*** Opening MATERIAL PROVIDED ***

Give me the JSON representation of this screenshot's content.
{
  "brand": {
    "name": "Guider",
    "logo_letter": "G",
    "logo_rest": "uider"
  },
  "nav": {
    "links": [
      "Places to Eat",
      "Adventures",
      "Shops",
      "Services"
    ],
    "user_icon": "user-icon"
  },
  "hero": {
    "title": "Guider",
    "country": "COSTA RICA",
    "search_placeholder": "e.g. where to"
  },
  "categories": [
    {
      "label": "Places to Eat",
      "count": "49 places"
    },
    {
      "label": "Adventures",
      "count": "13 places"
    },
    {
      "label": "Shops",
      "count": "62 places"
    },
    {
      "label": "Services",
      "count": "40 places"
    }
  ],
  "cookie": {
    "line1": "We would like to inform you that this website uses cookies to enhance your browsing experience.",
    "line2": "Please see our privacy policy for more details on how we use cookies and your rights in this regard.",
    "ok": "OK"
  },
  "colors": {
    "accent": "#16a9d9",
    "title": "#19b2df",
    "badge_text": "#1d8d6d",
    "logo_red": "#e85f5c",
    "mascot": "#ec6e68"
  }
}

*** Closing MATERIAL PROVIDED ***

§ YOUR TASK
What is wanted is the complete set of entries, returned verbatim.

§ ANSWER SPACE
Give me the JSON representation of this screenshot's content.
{
  "brand": {
    "name": "Guider",
    "logo_letter": "G",
    "logo_rest": "uider"
  },
  "nav": {
    "links": [
      "Places to Eat",
      "Adventures",
      "Shops",
      "Services"
    ],
    "user_icon": "user-icon"
  },
  "hero": {
    "title": "Guider",
    "country": "COSTA RICA",
    "search_placeholder": "e.g. where to"
  },
  "categories": [
    {
      "label": "Places to Eat",
      "count": "49 places"
    },
    {
      "label": "Adventures",
      "count": "13 places"
    },
    {
      "label": "Shops",
      "count": "62 places"
    },
    {
      "label": "Services",
      "count": "40 places"
    }
  ],
  "cookie": {
    "line1": "We would like to inform you that this website uses cookies to enhance your browsing experience.",
    "line2": "Please see our privacy policy for more details on how we use cookies and your rights in this regard.",
    "ok": "OK"
  },
  "colors": {
    "accent": "#16a9d9",
    "title": "#19b2df",
    "badge_text": "#1d8d6d",
    "logo_red": "#e85f5c",
    "mascot": "#ec6e68"
  }
}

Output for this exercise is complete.